Bear ETFs Heating Up in Volatile Markets

May 24th at 12:00pm by Tom Lydon

The market has been taking investors on a volatile ride. While many have been on a flight to quality toward gold, Treasury bond and Japanese yen exchange traded funds (ETFs), other intrepid investors are taking shelter in bear funds.

Bear funds are increasingly popular in the current market climate, thanks to increasingly negative investor sentiment. Jason Kephart for SmartMoney reports that these funds, which trade like stocks, use derivatives to make their prices rise when the broad market indexes they track fall. On the flip side, if the market goes up, these ETFs will go down. Case in point: last year when the market soared, they lost an average of 48%. [Why Leveraged ETFs Are in the Spotlight.]

We did a recent survey on our site that showed many of you have either used short ETFs already (42%) or have considered doing so (35%). These short and ultra short funds are leading the markets in recent days and months, too, and many of them are perched well above their 200-day moving average:

  • Market Vectors Double Short Euro ETN (NYSEArca: DRR) is up 41.4% in the last six months
  • ProShares UltraShort Euro (NYSEArca: EUO) is up 41.1% in the last six months
  • Direxion Developed Markets Bear 3x (NYSEArca: DPK) is up 25.3% in the last six months

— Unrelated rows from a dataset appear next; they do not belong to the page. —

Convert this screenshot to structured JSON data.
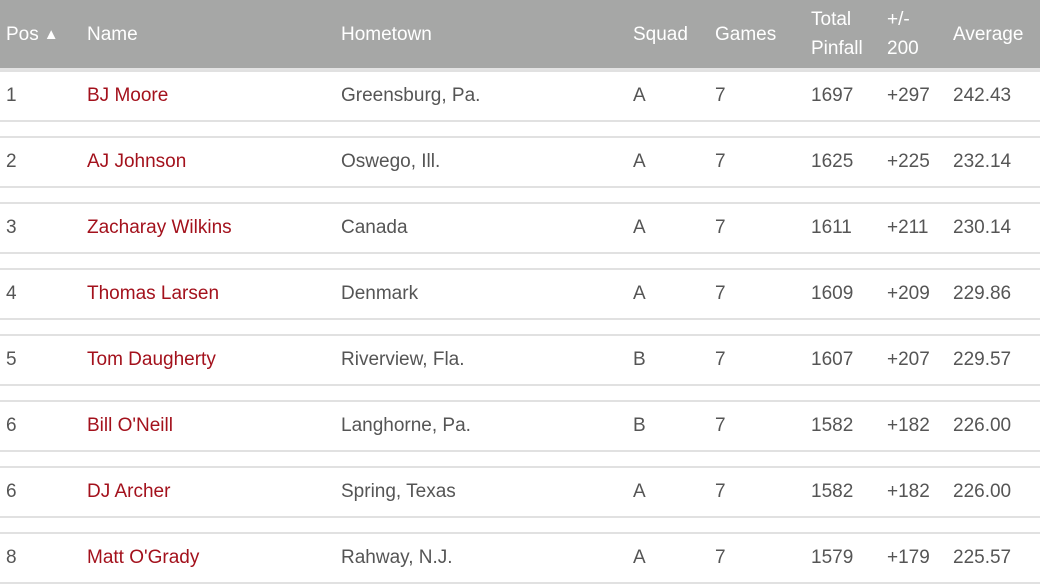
{
  "colors": {
    "header_bg": "#a6a7a6",
    "header_text": "#ffffff",
    "name_link": "#a3111c",
    "body_text": "#555555",
    "row_border": "#e1e1e1"
  },
  "header": {
    "pos": "Pos",
    "sort_icon": "▲",
    "name": "Name",
    "hometown": "Hometown",
    "squad": "Squad",
    "games": "Games",
    "total_line1": "Total",
    "total_line2": "Pinfall",
    "pm_line1": "+/-",
    "pm_line2": "200",
    "average": "Average"
  },
  "rows": [
    {
      "pos": "1",
      "name": "BJ Moore",
      "hometown": "Greensburg, Pa.",
      "squad": "A",
      "games": "7",
      "total": "1697",
      "pm": "+297",
      "average": "242.43"
    },
    {
      "pos": "2",
      "name": "AJ Johnson",
      "hometown": "Oswego, Ill.",
      "squad": "A",
      "games": "7",
      "total": "1625",
      "pm": "+225",
      "average": "232.14"
    },
    {
      "pos": "3",
      "name": "Zacharay Wilkins",
      "hometown": "Canada",
      "squad": "A",
      "games": "7",
      "total": "1611",
      "pm": "+211",
      "average": "230.14"
    },
    {
      "pos": "4",
      "name": "Thomas Larsen",
      "hometown": "Denmark",
      "squad": "A",
      "games": "7",
      "total": "1609",
      "pm": "+209",
      "average": "229.86"
    },
    {
      "pos": "5",
      "name": "Tom Daugherty",
      "hometown": "Riverview, Fla.",
      "squad": "B",
      "games": "7",
      "total": "1607",
      "pm": "+207",
      "average": "229.57"
    },
    {
      "pos": "6",
      "name": "Bill O'Neill",
      "hometown": "Langhorne, Pa.",
      "squad": "B",
      "games": "7",
      "total": "1582",
      "pm": "+182",
      "average": "226.00"
    },
    {
      "pos": "6",
      "name": "DJ Archer",
      "hometown": "Spring, Texas",
      "squad": "A",
      "games": "7",
      "total": "1582",
      "pm": "+182",
      "average": "226.00"
    },
    {
      "pos": "8",
      "name": "Matt O'Grady",
      "hometown": "Rahway, N.J.",
      "squad": "A",
      "games": "7",
      "total": "1579",
      "pm": "+179",
      "average": "225.57"
    }
  ]
}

Even so far today, you can get a real sense of how investors are feeling by taking a gander at the volume leaders: Direxion Daily Financial Bear (NYSEArca: FAZ), ProShares UltraShort S&P 500 (NYSEArca: SDS) and Direxion Daily Small Cap Bear 3x (NYSEArca: TZA).

Bear market ETFs are a safer way for investors to hedge their bets against a falling market. Shorting the old way (by using a margin account), you could have lost money indefinitely. With a bear fund, the ETF can only go as low as zero, even as the market soars, reports ETF Daily News. [How to Spice Up Your Portfolio With Leverage.]
As we always caution with leveraged and inverse ETFs, they’re not for everyone and they’re not mean for buy-and-hold use. The providers only guarantee that they will track their benchmarks on a daily basis. Hold them longer than that, and you may begin to see some divergence. That’s especially important to keep in mind in the current climate, since this effect is heightened in volatile markets. [Everything You Need to Know About Leveraged and Inverse ETFs.]
For more stories about long-short ETFs, visit our long-short ETF category.

The opinions and forecasts expressed herein are solely those of Tom Lydon, and may not actually come to pass. Information on this site should not be used or construed as an offer to sell, a solicitation of an offer to buy, or a recommendation for any product.